*What is required:*
Copy each line of the entries beneath that contains the word "JSON".

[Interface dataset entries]
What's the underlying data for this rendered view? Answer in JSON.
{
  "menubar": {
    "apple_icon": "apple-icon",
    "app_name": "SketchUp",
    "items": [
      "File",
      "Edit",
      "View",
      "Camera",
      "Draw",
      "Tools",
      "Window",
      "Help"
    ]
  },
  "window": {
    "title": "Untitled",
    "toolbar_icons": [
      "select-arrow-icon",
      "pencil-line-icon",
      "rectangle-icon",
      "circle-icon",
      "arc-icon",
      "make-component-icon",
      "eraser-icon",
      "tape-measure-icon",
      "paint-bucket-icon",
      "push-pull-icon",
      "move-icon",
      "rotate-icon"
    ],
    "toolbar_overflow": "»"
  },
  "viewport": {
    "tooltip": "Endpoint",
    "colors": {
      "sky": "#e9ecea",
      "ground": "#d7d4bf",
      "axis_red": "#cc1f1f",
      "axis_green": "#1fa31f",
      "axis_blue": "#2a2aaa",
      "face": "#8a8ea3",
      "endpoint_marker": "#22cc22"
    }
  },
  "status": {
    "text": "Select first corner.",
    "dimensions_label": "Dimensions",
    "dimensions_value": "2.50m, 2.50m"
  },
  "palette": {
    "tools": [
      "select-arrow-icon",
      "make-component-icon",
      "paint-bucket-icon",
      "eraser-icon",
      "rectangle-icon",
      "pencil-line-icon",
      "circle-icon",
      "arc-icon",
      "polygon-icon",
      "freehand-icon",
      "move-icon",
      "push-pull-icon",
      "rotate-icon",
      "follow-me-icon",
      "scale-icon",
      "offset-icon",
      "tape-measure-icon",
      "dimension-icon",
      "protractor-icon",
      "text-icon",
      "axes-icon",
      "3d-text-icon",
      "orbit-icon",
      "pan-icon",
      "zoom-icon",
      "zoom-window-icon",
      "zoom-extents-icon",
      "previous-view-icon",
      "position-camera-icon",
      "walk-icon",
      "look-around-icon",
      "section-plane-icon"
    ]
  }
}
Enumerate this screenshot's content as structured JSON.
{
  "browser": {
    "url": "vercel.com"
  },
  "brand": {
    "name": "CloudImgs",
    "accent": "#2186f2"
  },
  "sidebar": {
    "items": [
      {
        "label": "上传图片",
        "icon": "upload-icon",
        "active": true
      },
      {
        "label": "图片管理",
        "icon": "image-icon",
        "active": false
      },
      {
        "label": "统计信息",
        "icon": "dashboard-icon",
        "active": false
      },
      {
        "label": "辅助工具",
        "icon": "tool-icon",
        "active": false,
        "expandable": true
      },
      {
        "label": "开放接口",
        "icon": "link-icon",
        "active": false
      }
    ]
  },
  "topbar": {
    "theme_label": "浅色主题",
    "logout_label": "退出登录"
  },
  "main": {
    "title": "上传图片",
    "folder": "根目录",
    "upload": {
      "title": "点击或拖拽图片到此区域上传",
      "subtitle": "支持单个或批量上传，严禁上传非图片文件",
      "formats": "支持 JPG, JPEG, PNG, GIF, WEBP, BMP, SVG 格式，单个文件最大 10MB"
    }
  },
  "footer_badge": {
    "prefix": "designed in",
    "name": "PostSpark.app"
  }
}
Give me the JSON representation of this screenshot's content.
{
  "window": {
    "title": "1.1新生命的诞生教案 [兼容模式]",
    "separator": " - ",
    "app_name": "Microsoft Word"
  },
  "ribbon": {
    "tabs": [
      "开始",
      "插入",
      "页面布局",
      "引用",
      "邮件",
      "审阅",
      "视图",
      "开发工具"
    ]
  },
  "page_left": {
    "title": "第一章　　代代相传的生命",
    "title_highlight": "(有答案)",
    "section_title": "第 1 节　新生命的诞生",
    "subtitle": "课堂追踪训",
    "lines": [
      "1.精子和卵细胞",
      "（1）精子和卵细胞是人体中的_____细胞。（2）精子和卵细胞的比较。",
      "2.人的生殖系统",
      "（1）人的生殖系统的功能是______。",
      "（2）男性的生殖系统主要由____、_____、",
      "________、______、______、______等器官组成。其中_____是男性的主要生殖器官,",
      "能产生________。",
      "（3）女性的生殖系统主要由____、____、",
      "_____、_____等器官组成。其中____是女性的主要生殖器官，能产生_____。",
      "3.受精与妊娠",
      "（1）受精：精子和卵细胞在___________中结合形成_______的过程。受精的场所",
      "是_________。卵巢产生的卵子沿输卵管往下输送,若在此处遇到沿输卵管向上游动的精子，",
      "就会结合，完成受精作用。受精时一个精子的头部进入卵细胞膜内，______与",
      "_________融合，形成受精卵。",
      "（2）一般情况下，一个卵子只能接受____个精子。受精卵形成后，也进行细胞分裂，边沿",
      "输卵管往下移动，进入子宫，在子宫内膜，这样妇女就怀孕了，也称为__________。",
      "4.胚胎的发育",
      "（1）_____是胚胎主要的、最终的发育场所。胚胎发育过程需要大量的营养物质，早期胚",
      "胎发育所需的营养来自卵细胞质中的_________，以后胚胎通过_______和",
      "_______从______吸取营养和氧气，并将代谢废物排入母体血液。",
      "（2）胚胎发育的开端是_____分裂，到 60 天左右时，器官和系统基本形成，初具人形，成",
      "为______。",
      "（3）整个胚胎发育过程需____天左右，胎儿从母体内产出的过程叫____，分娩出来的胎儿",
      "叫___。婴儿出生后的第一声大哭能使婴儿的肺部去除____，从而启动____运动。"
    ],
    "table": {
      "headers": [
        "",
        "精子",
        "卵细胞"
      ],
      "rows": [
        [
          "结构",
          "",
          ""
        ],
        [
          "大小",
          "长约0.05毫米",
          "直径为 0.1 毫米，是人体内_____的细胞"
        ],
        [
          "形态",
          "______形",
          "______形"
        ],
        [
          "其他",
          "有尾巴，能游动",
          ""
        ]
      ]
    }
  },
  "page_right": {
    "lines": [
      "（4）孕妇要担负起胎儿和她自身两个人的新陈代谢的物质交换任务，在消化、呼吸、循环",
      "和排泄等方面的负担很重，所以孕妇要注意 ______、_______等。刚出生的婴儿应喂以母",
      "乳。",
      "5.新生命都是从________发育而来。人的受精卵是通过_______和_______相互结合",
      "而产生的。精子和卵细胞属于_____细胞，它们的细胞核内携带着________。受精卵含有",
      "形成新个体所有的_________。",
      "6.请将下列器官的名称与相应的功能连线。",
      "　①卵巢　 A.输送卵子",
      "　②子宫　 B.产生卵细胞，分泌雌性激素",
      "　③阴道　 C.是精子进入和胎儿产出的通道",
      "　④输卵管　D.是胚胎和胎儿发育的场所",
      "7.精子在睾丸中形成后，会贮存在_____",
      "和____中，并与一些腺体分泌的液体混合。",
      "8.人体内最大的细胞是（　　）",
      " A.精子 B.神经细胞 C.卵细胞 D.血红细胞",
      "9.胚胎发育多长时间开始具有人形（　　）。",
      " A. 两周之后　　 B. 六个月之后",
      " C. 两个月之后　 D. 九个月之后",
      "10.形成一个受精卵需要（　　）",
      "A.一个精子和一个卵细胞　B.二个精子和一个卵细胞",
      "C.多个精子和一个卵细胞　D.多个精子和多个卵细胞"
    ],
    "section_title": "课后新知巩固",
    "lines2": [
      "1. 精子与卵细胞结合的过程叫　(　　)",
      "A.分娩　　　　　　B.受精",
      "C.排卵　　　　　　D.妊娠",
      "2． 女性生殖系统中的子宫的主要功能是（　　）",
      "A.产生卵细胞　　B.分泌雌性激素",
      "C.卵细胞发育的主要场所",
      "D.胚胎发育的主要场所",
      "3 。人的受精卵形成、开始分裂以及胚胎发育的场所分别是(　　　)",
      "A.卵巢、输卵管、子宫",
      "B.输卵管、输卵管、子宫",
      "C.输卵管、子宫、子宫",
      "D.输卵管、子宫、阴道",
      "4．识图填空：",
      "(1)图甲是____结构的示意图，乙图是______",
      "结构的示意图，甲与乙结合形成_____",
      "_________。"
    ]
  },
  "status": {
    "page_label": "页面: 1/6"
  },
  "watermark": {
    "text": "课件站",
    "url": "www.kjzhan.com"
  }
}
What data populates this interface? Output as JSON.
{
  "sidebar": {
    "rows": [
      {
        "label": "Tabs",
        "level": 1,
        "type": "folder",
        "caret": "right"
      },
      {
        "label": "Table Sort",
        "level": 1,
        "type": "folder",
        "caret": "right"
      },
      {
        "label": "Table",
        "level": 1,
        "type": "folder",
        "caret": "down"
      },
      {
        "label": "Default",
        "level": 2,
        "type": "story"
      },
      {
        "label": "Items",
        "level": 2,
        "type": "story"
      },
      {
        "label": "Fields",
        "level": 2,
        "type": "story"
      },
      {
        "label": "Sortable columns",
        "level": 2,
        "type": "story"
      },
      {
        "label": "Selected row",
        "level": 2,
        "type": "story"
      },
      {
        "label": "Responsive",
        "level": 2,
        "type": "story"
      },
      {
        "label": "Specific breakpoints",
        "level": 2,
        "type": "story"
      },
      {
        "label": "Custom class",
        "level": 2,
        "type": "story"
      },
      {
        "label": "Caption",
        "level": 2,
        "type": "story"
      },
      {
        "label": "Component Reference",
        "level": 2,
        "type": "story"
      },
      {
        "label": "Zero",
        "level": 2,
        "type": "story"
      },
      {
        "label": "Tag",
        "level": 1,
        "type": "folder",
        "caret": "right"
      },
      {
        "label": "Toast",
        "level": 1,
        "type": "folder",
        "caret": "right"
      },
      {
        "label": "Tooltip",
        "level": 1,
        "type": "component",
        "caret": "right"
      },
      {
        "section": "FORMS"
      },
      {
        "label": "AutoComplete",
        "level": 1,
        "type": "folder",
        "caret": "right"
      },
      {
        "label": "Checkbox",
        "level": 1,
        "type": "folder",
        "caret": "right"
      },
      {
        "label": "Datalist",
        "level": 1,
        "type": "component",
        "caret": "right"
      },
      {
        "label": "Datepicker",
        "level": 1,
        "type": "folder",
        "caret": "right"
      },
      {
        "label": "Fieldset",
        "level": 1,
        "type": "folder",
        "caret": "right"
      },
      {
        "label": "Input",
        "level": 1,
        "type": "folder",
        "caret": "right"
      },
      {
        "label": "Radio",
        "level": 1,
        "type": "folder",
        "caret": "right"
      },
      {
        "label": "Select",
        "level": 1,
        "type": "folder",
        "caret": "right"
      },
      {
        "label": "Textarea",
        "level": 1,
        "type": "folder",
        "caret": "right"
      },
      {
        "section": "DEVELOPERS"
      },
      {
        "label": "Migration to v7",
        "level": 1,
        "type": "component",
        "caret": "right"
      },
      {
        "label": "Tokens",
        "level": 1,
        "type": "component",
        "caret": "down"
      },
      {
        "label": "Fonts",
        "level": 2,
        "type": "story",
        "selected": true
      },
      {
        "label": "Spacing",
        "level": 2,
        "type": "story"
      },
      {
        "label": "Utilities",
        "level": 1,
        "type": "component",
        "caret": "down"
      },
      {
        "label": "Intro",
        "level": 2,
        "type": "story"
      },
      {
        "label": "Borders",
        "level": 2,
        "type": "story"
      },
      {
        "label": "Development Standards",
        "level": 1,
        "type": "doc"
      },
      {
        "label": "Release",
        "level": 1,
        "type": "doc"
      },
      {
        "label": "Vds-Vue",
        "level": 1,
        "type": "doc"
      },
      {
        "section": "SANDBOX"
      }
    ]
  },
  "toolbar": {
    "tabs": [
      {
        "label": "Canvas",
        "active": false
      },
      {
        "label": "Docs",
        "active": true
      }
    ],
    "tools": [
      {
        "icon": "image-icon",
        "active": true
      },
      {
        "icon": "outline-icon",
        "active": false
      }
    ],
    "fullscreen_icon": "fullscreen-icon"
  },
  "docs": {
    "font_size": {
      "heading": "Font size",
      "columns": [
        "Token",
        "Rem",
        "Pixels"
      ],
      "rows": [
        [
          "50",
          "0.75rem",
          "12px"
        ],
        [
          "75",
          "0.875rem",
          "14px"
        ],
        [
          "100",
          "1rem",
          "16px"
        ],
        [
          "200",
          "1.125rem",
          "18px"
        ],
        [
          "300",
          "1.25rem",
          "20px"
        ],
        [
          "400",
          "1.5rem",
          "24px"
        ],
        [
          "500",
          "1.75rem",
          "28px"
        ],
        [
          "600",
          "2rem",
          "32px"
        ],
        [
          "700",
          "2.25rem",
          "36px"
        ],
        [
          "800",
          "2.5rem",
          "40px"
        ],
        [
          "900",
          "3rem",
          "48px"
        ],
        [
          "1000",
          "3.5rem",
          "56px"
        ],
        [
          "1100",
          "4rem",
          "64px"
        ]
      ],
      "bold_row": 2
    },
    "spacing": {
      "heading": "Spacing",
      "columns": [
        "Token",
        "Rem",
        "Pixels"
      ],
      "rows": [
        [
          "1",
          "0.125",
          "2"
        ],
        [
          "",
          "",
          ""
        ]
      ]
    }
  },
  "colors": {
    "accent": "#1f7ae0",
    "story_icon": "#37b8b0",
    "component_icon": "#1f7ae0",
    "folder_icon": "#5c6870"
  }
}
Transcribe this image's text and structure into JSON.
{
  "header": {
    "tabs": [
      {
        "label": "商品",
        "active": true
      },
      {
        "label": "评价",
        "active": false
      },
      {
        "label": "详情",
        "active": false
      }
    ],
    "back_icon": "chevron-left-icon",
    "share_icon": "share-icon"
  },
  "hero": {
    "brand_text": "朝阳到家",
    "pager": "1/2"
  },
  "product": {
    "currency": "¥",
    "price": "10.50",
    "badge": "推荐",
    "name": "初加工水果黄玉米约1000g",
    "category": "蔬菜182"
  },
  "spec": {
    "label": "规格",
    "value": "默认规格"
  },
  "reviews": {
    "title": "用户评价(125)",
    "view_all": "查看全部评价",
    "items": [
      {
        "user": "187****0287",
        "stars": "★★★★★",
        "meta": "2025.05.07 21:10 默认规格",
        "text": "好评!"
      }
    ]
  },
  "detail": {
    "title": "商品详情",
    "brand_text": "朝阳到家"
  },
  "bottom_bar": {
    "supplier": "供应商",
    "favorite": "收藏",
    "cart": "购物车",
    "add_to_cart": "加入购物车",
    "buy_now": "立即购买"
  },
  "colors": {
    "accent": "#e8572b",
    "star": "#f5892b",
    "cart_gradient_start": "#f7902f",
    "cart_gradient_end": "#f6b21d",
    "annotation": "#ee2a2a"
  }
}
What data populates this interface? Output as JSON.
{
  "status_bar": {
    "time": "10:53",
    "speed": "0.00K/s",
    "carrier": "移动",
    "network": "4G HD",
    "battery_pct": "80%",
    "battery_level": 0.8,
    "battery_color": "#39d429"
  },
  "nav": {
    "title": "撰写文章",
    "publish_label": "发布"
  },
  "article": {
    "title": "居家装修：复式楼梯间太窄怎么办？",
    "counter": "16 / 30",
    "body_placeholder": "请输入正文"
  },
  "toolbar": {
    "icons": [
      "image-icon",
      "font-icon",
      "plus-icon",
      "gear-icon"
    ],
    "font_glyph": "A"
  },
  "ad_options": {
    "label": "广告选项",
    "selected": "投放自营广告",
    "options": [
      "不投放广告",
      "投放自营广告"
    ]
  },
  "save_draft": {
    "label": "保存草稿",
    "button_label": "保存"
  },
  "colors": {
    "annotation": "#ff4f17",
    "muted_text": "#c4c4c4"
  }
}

*Answer section:*
What's the underlying data for this rendered view? Answer in JSON.
Enumerate this screenshot's content as structured JSON.
Give me the JSON representation of this screenshot's content.
What data populates this interface? Output as JSON.
Transcribe this image's text and structure into JSON.
What data populates this interface? Output as JSON.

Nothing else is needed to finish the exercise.